A recent call by a group of Democrats in the U.S. House of Representatives asking leadership to reconsider the current legislative approach on net neutrality is unlikely to ease the current partisan gridlock on the issue, according to policy experts.

But there could come a tipping point — either in Congress or in response to the courts — where that dynamic changes.

The latest debate is centered on the viability of a House bill known as the Save the Internet Act, which would restore the U.S. Federal Communications Commission's Open Internet Order from 2015. The 2015 order classified broadband as a Title II telecommunications service and gave the FCC more authority to regulate broadband service providers. It was considered a signature policy effort under the then-Democratic-led FCC. A Republican-led agency voted to undo the change two years later, calling the earlier order regulatory overreach.

The House passed the new bill in April of this year with the support of Democrats and a single Republican. Senate Majority Leader Mitch McConnell, R-Ky., reportedly called the legislation "dead on arrival" in the Senate chamber. In response to the deadlock, a group of 47 House Democrats wrote a letter to House Democratic leadership on May 22 that called for the establishment of a bipartisan House working group that could work to find consensus on the issue.

SNL Image

Democratic leaders have pushed for legislation that resembles
Obama-era net neutrality protections.

Source: Associated Press

Phillip Berenbroick, senior policy counsel at public interest group Public Knowledge, said it is unlikely that House leadership would consider a new legislative approach so quickly after passing the first, especially given the House Energy and Commerce Committee's prioritization of the Save the Internet Act. The committee has primary jurisdiction over internet regulations in the House.
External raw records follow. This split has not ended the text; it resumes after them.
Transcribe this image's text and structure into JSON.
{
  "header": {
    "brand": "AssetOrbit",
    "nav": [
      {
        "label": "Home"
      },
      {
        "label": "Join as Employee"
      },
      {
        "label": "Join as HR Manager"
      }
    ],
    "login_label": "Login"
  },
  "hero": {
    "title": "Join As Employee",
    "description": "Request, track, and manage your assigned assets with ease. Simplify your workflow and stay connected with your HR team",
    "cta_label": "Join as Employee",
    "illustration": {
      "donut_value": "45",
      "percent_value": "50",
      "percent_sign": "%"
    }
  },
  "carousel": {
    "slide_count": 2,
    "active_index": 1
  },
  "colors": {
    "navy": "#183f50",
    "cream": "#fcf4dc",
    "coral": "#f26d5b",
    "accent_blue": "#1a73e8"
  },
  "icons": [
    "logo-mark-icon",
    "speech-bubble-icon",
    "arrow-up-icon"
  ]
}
"[It] was the first bill that the Energy and Commerce Committee marked up this Congress," Berenbroick said. "That is a statement that the bill is the priority of leadership on the committee."

The bill also has the support of Speaker of the House Nancy Pelosi, D-Calif., and Senate Minority Leader Chuck Schumer, D-N.Y.

A spokesman for the Democrats on the House Energy and Commerce Committee said in a May 29 statement, "There is already a working group established — it's called the Energy and Commerce Committee."

On the Senate side, Sen. Kyrsten Sinema, D-Ariz., has said she will lead a bipartisan effort to craft a net neutrality proposal with Sen. Roger Wicker, R-Miss., who is chairman of the Senate Commerce, Science and Transportation Committee. The two have yet to release a proposal.

Doug Brake, director of broadband and spectrum policy at the nonpartisan public policy think tank Information Technology and Innovation Foundation, said if a bipartisan working group were to form in the House and gain momentum, it could shift the political conversation around the issue — though it would require robust bipartisan conversations to draft legislation with wider support.

"At a certain point, the politics shift, where this is the most obvious way forward to actually pass legislation that sets in stone permanent, strong, net neutrality rules," Brake said. "Once that opportunity is on the table, I think it gets harder and harder to say no to."

The courts could also shift the conversation on net neutrality policy, noted Public Knowledge's Berenbroick. The U.S. Court of Appeals for the District of Columbia Circuit heard oral arguments against the FCC's repeal of its net neutrality rules in February. A decision is expected in the coming months.

"You could see this decision get tossed back to the FCC," Berenbroick said. "If that happens, it's likely the 2015 order snaps back into place."

Berenbroick says in that scenario, the combination of an upcoming election coupled with the FCC not wanting to be distracted from its work on 5G and broadband mapping issues could lead the agency to defer to Congress.

Under the right circumstances, "the FCC could easily say 'You know what? Congress is looking at legislation on this, we will wait for Congress to do something,'" he said.